The world’s first malaria vaccine is to be made available in selected areas of Ghana, Kenya, and Malawi under a World Health Organisation-coordinated pilot implementation programme beginning in 2018, the World Health Organisation Regional Office for Africa (WHO/AFRO) announced on Monday.
The injectable vaccine, RTS,S, was developed to protect young children from the most deadly form of malaria caused by Plasmodium falciparum.
“The prospect of a malaria vaccine is great news. Information gathered in the pilot will help us make decisions on the wider use of this vaccine,” said Dr Matshidiso Moeti, WHO Regional Director for Africa.
“Combined with existing malaria interventions, such a vaccine would have the potential to save tens of thousands of lives in Africa,” she added.
WHO has called for accelerated scale-up of efforts to prevent malaria and save lives, according to the latest WHO report, “Malaria prevention works: Let’s close the gap”.
The report said that in sub-Saharan Africa, which shoulders 90 per cent of the global malaria burden, more than 663 million cases have been averted since 2001.
WHO also highlights critical gaps in prevention coverage, particularly in sub-Saharan Africa.
An estimated 43 per cent of people at risk of malaria in the region were not protected by either a net or indoor insecticide spraying in 2015, it said, adding that approximately 69 per cent of pregnant women in 20 African countries did not have access to the recommended three or more doses of preventive treatment.
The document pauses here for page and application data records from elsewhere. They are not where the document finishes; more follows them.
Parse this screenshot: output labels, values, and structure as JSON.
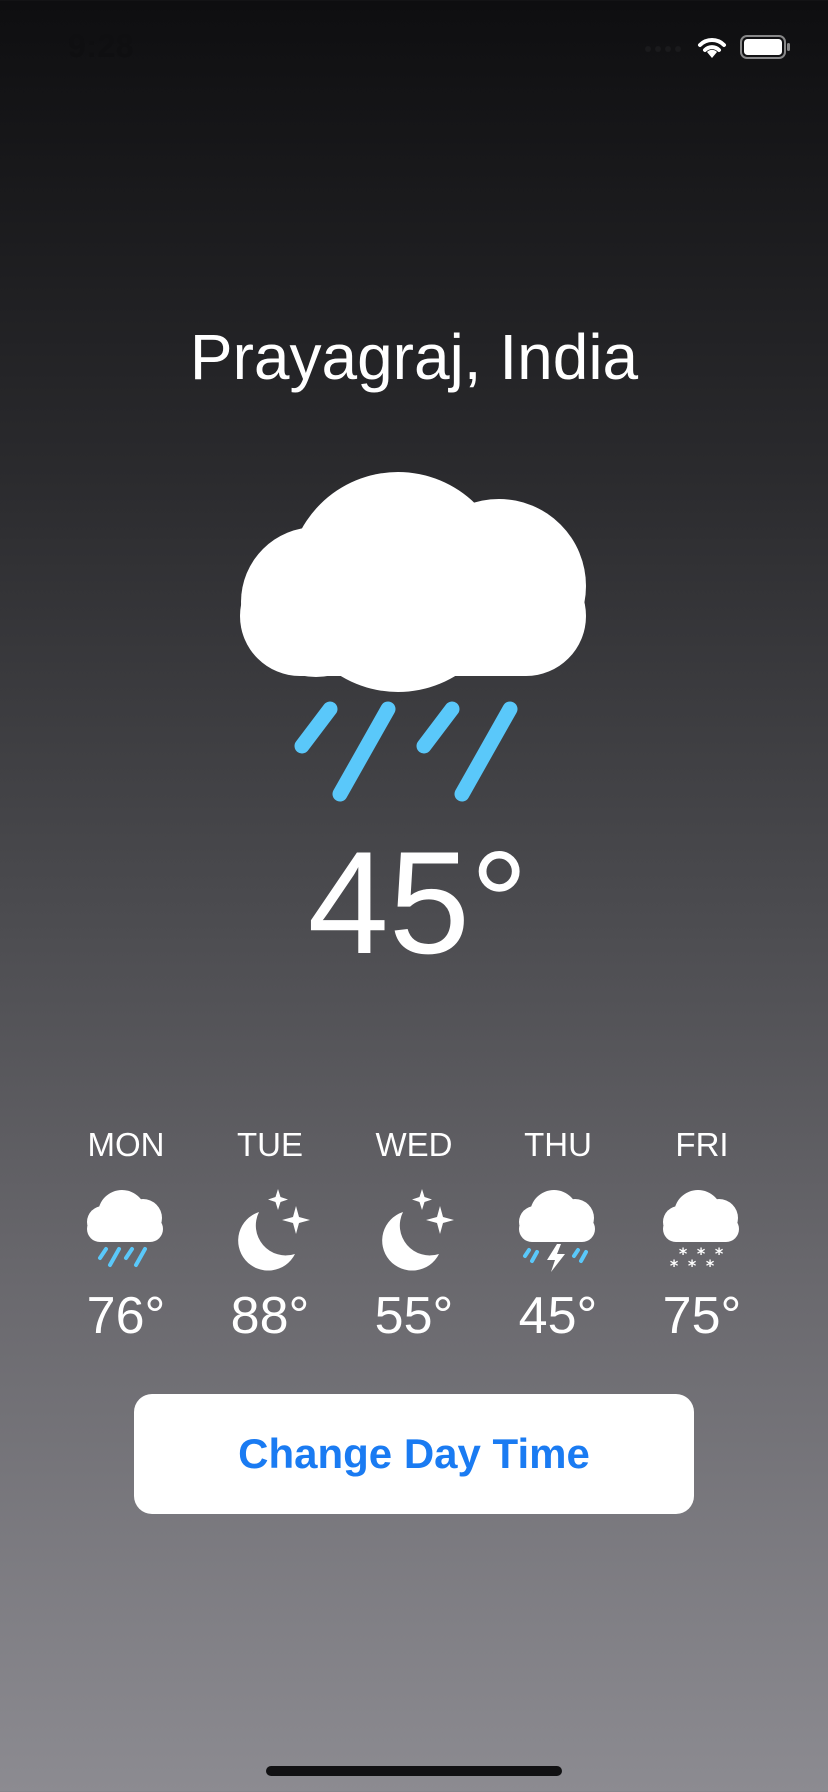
{
  "status_bar": {
    "time": "9:28",
    "icons": [
      "signal-icon",
      "wifi-icon",
      "battery-icon"
    ]
  },
  "location": "Prayagraj, India",
  "current": {
    "icon": "cloud-rain-icon",
    "temperature": "45°"
  },
  "forecast": [
    {
      "day": "MON",
      "icon": "cloud-rain-icon",
      "temp": "76°"
    },
    {
      "day": "TUE",
      "icon": "moon-stars-icon",
      "temp": "88°"
    },
    {
      "day": "WED",
      "icon": "moon-stars-icon",
      "temp": "55°"
    },
    {
      "day": "THU",
      "icon": "cloud-bolt-rain-icon",
      "temp": "45°"
    },
    {
      "day": "FRI",
      "icon": "cloud-snow-icon",
      "temp": "75°"
    }
  ],
  "button": {
    "label": "Change Day Time"
  },
  "colors": {
    "accent": "#1a7bf2",
    "rain": "#5ac8fa",
    "background_top": "#0e0e10",
    "background_bottom": "#8c8b91"
  }
}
The WHO pilot programme will assess whether the vaccine’s protective effect in children aged 5-17 months old during Phase III testing can be replicated in real-life.
Specifically, the pilot programme will assess the feasibility of delivering the required four doses of RTS,S, the vaccine’s potential role in reducing childhood deaths, and its safety in the context of routine use.
RTS,S was developed by GSK and is the first malaria vaccine to have successfully completed a Phase III clinical trial. The trial was conducted between 2009 and 2014 through a partnership involving GSK, the PATH Malaria Vaccine Initiative (with support from the Bill & Melinda Gates Foundation), and a network of African research sites in seven African countries—including Ghana, Kenya, and Malawi.
April 25 is marked as the World Malaria Day, which falls during the World Immunisation Week from April 24 to 30. Overall, vaccines prevent an estimated 2-3 million deaths each year.